Breaking Bad : Season 2 : Episode 4: “Down”
As Walt’s attempts to regain his family fail to cut the mustard, Jesse loses all and ends up blue. In this post, I’ll be talking about chemical toilets.
Jesse’s address comes out in the meeting with his parents’ lawyer, but (at least according to Google Maps) Margo Road ends in the 2400s. His father also mistakenly identifies him as a “speed” manufacturer – speed is another name for amphetamine, which is similar to the methamphetamine he has been manufacturing but different enough for his to technically deny it without lying.
Kicked out of his house, let down by his friends and relieved of all his worldly possessions, things simply cannot get any worse for Jesse. Until he manages to fall into a chemical toilet, that is. The bright blue liquid that everyone remarks upon is probably Anotec blue, a deodorising additive commonly used in portable units. It could have been worse, though – older toilets used chemicals like formaldehyde (H2CO) and glutaraldehyde (OC(CH2)3CO) to disinfect wastes, but modern ones use less-harmful nitrates to speed up the natural breakdown processes and remove faecal odours (the chemical odour is another matter – it’s there to cover up any natural odours that get slip out). One of Anotec’s mottoes is “We stick our nose in your business.”
Human (and animal) faeces contain digested and undigested food, and the distinctive smell is due to the by-products of bacterial action in the gut.

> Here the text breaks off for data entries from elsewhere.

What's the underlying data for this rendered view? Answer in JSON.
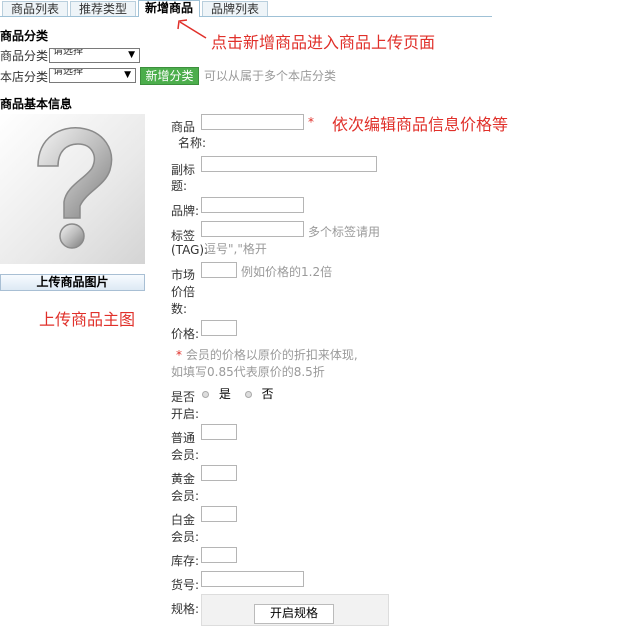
{
  "tabs": [
    {
      "label": "商品列表"
    },
    {
      "label": "推荐类型"
    },
    {
      "label": "新增商品"
    },
    {
      "label": "品牌列表"
    }
  ],
  "annotations": {
    "tab_note": "点击新增商品进入商品上传页面",
    "edit_note": "依次编辑商品信息价格等",
    "image_note": "上传商品主图"
  },
  "category": {
    "title": "商品分类",
    "product_category_label": "商品分类:",
    "product_category_value": "请选择",
    "shop_category_label": "本店分类:",
    "shop_category_value": "请选择",
    "add_button": "新增分类",
    "hint": "可以从属于多个本店分类"
  },
  "basic_info": {
    "title": "商品基本信息",
    "upload_button": "上传商品图片"
  },
  "form": {
    "name_label_1": "商品",
    "name_label_2": "名称:",
    "required_mark": "*",
    "subtitle_label_1": "副标",
    "subtitle_label_2": "题:",
    "brand_label": "品牌:",
    "tag_label_1": "标签",
    "tag_label_2": "(TAG):",
    "tag_hint_1": "多个标签请用",
    "tag_hint_2": "逗号\",\"格开",
    "market_label_1": "市场",
    "market_label_2": "价倍",
    "market_label_3": "数:",
    "market_hint": "例如价格的1.2倍",
    "price_label": "价格:",
    "member_note_star": "*",
    "member_note_1": "会员的价格以原价的折扣来体现,",
    "member_note_2": "如填写0.85代表原价的8.5折",
    "enable_label_1": "是否",
    "enable_label_2": "开启:",
    "enable_yes": "是",
    "enable_no": "否",
    "normal_label_1": "普通",
    "normal_label_2": "会员:",
    "gold_label_1": "黄金",
    "gold_label_2": "会员:",
    "platinum_label_1": "白金",
    "platinum_label_2": "会员:",
    "stock_label": "库存:",
    "sku_label": "货号:",
    "spec_label": "规格:",
    "spec_button": "开启规格"
  },
  "colors": {
    "annotation": "#e0302a",
    "add_button": "#4cae4c"
  }
}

The principal culprits are indole, skatole (named from the Greek skato-, meaning “dung”) and sulfur-containing compounds such as hydrogen sulfide (H2S; this is also responsible for the smell of rotten eggs). Methane, contrary to popular belief, is odourless.
Elements in the credits
|Robb Wilson King||Tungsten|
|MiChael Slovis||No such element|
|StewArt A. Lyons||Argon|
I’m not sure why Michael Slovis wasn’t assigned iodine (I), carbon (C), hydrogen (H), sulfur (S), oxygen (O) or vanadium (V).